Test page loaded in IE9
lazyload : resource should not be downloaded until other resources that aren’t marked lazyload have started downloading
postpone : resource must not be downloaded until it’s visible to the user i.e. within the viewport and display is not none.
Although I’m not sure how easy it is to polyfill, perhaps postpone might enable a simple way of implementing responsive images?
Pre-fetching is a way of hinting to the browser about resources that are definitely going to or might be used in the future, some hints apply to the current page, others to possible future pages.
At the simplest level we can tell the browser to resolve the DNS for another hostname that we will access later on the page:
Chrome also allows us to hint that we’re going to use another resource later in the current page and so it should be downloaded as a high priority:

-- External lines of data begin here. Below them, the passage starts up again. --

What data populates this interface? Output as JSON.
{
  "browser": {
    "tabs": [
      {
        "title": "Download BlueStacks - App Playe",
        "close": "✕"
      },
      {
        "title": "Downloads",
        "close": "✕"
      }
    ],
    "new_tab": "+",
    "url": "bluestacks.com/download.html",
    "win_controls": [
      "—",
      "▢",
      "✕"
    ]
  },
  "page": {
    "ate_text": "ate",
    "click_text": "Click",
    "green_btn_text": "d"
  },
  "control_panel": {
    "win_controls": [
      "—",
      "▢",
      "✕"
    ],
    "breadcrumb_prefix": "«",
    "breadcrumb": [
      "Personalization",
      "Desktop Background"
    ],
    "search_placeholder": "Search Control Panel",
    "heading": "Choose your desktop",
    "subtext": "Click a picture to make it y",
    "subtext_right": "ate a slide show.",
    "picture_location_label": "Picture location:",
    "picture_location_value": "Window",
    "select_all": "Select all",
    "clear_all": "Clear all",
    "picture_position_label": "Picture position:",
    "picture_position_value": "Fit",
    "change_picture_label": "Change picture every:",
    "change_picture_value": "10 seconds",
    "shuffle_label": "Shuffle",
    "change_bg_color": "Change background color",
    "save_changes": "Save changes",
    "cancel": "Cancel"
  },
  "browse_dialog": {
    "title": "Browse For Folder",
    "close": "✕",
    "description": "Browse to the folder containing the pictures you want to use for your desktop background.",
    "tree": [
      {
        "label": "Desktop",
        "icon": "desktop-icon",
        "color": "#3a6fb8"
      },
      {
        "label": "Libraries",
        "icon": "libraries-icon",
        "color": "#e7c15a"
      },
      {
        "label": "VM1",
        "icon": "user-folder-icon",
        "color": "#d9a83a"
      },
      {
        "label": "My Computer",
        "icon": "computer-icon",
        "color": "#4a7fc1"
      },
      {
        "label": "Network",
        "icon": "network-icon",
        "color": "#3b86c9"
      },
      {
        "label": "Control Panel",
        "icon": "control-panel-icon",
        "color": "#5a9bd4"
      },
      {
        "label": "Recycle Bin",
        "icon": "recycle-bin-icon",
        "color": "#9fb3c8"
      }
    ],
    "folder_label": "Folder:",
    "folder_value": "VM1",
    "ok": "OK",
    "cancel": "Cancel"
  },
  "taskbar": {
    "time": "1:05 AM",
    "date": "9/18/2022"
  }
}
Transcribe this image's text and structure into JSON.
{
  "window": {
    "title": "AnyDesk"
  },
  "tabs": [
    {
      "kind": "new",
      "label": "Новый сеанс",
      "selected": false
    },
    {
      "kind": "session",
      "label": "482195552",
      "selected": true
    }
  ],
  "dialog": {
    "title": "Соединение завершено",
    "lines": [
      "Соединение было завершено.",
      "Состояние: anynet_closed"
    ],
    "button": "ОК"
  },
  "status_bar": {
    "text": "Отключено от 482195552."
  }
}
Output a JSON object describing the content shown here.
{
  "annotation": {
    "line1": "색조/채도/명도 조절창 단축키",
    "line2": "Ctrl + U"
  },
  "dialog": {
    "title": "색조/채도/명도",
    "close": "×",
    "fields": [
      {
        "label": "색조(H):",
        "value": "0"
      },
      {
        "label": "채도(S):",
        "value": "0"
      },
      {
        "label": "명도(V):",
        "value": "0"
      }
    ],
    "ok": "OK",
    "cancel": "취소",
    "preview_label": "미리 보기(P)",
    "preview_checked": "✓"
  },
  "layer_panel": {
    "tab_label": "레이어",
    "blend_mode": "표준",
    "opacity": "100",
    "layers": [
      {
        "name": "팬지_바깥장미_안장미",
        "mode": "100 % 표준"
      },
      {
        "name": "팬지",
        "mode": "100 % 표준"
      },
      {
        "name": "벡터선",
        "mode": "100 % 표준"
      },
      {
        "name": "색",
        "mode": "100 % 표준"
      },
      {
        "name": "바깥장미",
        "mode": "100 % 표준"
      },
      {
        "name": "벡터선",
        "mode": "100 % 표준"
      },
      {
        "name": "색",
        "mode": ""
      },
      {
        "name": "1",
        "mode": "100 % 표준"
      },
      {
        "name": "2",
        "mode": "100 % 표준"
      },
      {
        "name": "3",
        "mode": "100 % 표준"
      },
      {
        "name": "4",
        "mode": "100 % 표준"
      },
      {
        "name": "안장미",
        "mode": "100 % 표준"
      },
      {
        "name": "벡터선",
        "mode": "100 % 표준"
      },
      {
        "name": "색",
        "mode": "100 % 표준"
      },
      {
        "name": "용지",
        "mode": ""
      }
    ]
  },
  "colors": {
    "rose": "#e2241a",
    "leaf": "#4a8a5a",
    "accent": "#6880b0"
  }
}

(Chromium’s source code suggests it’s actually downloaded as a lower priority than stylesheets/scripts and fonts but at an equal or higher priority than images)
There are two more link types that allow us to speculatively hint about what comes next and will be downloaded at a lower priority than the resources on the current page.
Prefetch an individual resource that might be on the next page:
Prefetch and render a whole page in a background tab:
Ilya Grigorik’s Preconnect, prefetch, prerender… talk from WebPerfDays New York is a good place to start if you want to learn more about pre-fetching.
The pre-loader isn’t new, it delivers a significant performance boost and as authors we don’t need to do anything special to take advantage of it.
It’s widely implemented - I tested the following browsers to confirm they had a pre-loader:
Bruce Lawson also confirmed Opera Mini uses the Presto engine which has a pre-loader.
Resource Priorities (and perhaps
<link rel=subresource...) will give us some ways to indicate our priorities to it.
If you spot any typos, or have and questions add them in the comments and I’ll do my best to fix and answer.
If you’re interested in digging further here’s some presentations, posts, bug reports etc. I read while writing this: